The Clan (Dir. Pablo Trapero)

Outsanding performances and direction bring to life this story, one of the most curious of Argentina's many intriguing historical dramas.
Sofia Mercader

The Clan, Pablo Trapero’s latest film, tells the story of the Puccios, one of the most famous families in 1980s Argentina. They were not famous for being a normal family living in the wealthy suburbs of Buenos Aires city, or because one of the sons, Alejandro (Alex), played in Los Pumas (the National Rugby Team), they rather became publicly known when in 1985 the entire family was arrested for kidnapping rich people and killing them after receiving a ransom for their lives.

The film focuses on Alejandro’s story and his dubious complicity with his family’s secret enterprise. Alejandro and his father Arquímedes, with the help of two other collaborators, first kidnapped a rich 24-years-old neighbor who was close to the CASI Rugby team where Alex used to play. They took the young victim to the Puccio’s house basement, blackmailed the Manoukian family promising that they would release him after getting half a million dollars and then killed him. Alejandro later decides not to participate in further kidnappings, but only after convincing his brother Daniel to return to the country to help his father with the ‘family business’.

Some of the most shocking scenes in the movie combine 1980s popular songs with images of violence in a sort of Tarantino style, while other scenes bring back to life some key political events in the country at that time period. For non-Argentine audiences the scene of former President Raúl Alfonsín speaking about Human Rights in December 1983 might seem only superficially related to the film’s plot. But there’s an underlying explanation on the Puccio’s crimes that roots back to the 1970s. Arquímedes Puccio had closely worked with the Armed Forces that governed Argentina between 1976 and 1983, the darkest period of the country’s history as thousands of innocent people were kidnapped, disappeared and killed by the military.

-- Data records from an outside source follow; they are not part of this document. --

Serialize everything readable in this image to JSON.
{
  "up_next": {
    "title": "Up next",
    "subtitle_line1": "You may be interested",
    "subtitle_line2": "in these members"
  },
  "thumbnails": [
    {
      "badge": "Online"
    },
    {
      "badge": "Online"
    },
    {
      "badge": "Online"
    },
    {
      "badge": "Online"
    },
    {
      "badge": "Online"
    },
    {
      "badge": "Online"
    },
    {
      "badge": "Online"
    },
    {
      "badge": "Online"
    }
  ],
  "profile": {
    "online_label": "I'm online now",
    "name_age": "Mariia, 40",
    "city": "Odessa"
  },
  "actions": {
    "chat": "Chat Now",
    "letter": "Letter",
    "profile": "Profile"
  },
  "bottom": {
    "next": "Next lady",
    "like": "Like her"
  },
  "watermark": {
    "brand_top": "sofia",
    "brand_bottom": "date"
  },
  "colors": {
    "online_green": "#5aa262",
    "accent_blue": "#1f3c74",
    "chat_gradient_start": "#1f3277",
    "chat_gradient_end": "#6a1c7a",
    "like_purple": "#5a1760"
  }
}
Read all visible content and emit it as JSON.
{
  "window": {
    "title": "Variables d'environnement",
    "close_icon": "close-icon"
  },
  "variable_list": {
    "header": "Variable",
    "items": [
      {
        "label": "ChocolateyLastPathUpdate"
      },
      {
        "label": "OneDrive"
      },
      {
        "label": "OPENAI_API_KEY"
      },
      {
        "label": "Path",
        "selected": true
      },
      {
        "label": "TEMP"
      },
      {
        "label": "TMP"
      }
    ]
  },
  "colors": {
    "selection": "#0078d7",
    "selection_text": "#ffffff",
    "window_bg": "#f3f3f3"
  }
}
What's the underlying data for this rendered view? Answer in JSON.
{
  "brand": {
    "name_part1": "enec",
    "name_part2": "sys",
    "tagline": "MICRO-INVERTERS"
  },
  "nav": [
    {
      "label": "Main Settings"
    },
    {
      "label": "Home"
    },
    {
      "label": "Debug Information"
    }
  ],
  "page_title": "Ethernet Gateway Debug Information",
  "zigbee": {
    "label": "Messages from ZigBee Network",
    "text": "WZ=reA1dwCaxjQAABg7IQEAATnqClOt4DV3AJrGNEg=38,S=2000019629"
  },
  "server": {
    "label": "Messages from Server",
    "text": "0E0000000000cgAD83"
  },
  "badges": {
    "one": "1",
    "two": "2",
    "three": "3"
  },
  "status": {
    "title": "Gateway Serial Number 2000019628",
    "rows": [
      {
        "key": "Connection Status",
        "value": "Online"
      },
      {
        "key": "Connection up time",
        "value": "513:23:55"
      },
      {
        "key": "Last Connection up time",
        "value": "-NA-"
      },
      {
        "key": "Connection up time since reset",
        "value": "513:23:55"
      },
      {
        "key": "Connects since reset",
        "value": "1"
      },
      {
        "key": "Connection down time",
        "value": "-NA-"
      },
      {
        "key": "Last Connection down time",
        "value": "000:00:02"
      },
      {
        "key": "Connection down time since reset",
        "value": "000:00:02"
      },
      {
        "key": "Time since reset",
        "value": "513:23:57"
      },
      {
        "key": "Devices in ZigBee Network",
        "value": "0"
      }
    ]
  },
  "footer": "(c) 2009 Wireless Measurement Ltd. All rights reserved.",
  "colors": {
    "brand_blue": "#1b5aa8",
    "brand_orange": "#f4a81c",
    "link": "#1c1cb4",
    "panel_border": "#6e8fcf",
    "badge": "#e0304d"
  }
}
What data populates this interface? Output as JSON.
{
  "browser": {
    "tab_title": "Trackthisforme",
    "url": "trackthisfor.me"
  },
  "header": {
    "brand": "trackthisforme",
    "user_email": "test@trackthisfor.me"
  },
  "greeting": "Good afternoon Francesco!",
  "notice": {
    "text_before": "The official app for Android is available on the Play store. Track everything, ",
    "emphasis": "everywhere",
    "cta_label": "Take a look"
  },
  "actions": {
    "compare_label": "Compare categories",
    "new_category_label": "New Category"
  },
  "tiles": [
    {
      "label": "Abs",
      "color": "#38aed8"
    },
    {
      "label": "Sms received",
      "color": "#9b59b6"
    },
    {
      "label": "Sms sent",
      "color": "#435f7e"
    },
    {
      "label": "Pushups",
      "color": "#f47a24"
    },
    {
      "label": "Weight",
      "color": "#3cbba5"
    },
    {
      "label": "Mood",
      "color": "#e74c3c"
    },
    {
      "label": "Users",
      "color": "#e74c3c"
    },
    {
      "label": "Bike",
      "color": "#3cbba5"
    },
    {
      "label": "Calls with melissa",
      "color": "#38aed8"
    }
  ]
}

Not only Puccio had been an agent of the ultra-nationalist anti-communist paramilitary group that started disappearing political activists prior to 1976, he had also worked in the intelligence service until democracy was restored in late 1983, when president Alfonsín won the elections. The Puccios received protection from Arquímedes’ former colleagues until the different institutional organisms were purged by the democratic government. Without their protection, the Clan was finally arrested by the police in 1985.

Pablo Trapero therefore decided to include very few radio transmissions and video footages related to 1980s political events that illustrate the historical context in which the crimes were committed. Although not very organically intertwined with the storyline, these documentary bits add some density to the film’s plot. Trapero’s decision to fictionalize the story of the Puccios has been received with surprise in Argentina, as he has usually directed films about social and class issues (his previous film White Elephant was about a shanty town or villa miseria in Buenos Aires city). Nonetheless, it is still possible to find aesthetic and thematic coincidences between The Clan and Trapero’s earlier films: the interest in the Argentine social context it is one of them.

In all, the film successfully inserts the viewer in the creepiness of the family’s dynamic. The disturbing effect owes much to the outstanding performance of Guillermo Francella, who plays the role of the psychopathic authoritarian father, Arquímedes Puccio and has been increasingly gaining prestige as an actor since his role in Campanella’s The secret in their eyes. There are scenes where Arquimedes is announcing dinner, passing his children are doing homework right next to the bathrom where a hostage is being kept in the bath and to whom he is taking a plate of food. The whole scene outplayed to funky pop music with radio and TV noise in the background. Eery, edgy and engaging, it has captivated British critics in a  ideeply uncomfortable kind of way, owing much to the contrastingly cheerful soundtrack.

However, the dialogues are quite conventional for a thriller film and it seems like there are too many storylines (Alejandro’s, Arquímedes’ and the one about Argentine political events) that blur Alejandro’s narrative, which supposedly is the more interesting one in terms of his internal dilemma: whether to become and assassin by helping his father or not.

The Clan is entertaining and interesting, but unlike other Argentine productions from the past years (like Wild Tales, also produced by Hugo Sigman and Pedro Almodóvar). An fascinating story, interesting film, but perhaps not the very best of Traperos.

The Clan is on cinemas now.


The Clan - Official US Trailer